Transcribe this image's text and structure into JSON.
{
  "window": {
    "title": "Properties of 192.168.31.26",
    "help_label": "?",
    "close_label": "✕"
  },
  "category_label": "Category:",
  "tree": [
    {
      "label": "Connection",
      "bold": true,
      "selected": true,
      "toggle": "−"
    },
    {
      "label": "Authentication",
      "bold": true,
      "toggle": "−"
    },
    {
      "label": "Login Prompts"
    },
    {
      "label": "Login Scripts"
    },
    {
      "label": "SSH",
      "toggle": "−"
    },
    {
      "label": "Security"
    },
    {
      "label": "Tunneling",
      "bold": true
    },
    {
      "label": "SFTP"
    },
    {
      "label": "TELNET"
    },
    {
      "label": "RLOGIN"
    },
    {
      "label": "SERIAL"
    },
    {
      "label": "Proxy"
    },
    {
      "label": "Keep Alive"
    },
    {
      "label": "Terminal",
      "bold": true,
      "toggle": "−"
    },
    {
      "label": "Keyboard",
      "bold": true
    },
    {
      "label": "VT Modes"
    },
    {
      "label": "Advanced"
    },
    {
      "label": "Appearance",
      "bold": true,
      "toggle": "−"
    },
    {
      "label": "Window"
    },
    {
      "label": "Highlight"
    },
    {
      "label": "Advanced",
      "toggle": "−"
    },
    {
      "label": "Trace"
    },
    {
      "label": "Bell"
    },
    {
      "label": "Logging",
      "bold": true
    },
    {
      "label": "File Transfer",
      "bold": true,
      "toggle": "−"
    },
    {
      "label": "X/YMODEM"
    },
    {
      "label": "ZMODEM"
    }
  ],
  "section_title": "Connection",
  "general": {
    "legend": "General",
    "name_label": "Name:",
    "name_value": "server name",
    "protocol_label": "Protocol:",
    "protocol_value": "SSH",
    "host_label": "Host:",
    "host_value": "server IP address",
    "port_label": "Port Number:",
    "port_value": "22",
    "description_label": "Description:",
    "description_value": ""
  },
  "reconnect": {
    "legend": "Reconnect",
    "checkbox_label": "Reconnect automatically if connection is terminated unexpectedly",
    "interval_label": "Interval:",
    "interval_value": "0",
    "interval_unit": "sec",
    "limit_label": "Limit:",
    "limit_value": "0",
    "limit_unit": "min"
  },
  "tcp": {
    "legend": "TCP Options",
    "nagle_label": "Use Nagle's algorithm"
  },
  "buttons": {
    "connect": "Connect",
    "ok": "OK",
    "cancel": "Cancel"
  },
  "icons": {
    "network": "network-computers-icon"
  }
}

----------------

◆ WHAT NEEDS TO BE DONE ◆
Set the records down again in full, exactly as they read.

◆ SOLUTION TO THIS EXERCISE ◆
Transcribe this image's text and structure into JSON.
{
  "window": {
    "title": "Properties of 192.168.31.26",
    "help_label": "?",
    "close_label": "✕"
  },
  "category_label": "Category:",
  "tree": [
    {
      "label": "Connection",
      "bold": true,
      "selected": true,
      "toggle": "−"
    },
    {
      "label": "Authentication",
      "bold": true,
      "toggle": "−"
    },
    {
      "label": "Login Prompts"
    },
    {
      "label": "Login Scripts"
    },
    {
      "label": "SSH",
      "toggle": "−"
    },
    {
      "label": "Security"
    },
    {
      "label": "Tunneling",
      "bold": true
    },
    {
      "label": "SFTP"
    },
    {
      "label": "TELNET"
    },
    {
      "label": "RLOGIN"
    },
    {
      "label": "SERIAL"
    },
    {
      "label": "Proxy"
    },
    {
      "label": "Keep Alive"
    },
    {
      "label": "Terminal",
      "bold": true,
      "toggle": "−"
    },
    {
      "label": "Keyboard",
      "bold": true
    },
    {
      "label": "VT Modes"
    },
    {
      "label": "Advanced"
    },
    {
      "label": "Appearance",
      "bold": true,
      "toggle": "−"
    },
    {
      "label": "Window"
    },
    {
      "label": "Highlight"
    },
    {
      "label": "Advanced",
      "toggle": "−"
    },
    {
      "label": "Trace"
    },
    {
      "label": "Bell"
    },
    {
      "label": "Logging",
      "bold": true
    },
    {
      "label": "File Transfer",
      "bold": true,
      "toggle": "−"
    },
    {
      "label": "X/YMODEM"
    },
    {
      "label": "ZMODEM"
    }
  ],
  "section_title": "Connection",
  "general": {
    "legend": "General",
    "name_label": "Name:",
    "name_value": "server name",
    "protocol_label": "Protocol:",
    "protocol_value": "SSH",
    "host_label": "Host:",
    "host_value": "server IP address",
    "port_label": "Port Number:",
    "port_value": "22",
    "description_label": "Description:",
    "description_value": ""
  },
  "reconnect": {
    "legend": "Reconnect",
    "checkbox_label": "Reconnect automatically if connection is terminated unexpectedly",
    "interval_label": "Interval:",
    "interval_value": "0",
    "interval_unit": "sec",
    "limit_label": "Limit:",
    "limit_value": "0",
    "limit_unit": "min"
  },
  "tcp": {
    "legend": "TCP Options",
    "nagle_label": "Use Nagle's algorithm"
  },
  "buttons": {
    "connect": "Connect",
    "ok": "OK",
    "cancel": "Cancel"
  },
  "icons": {
    "network": "network-computers-icon"
  }
}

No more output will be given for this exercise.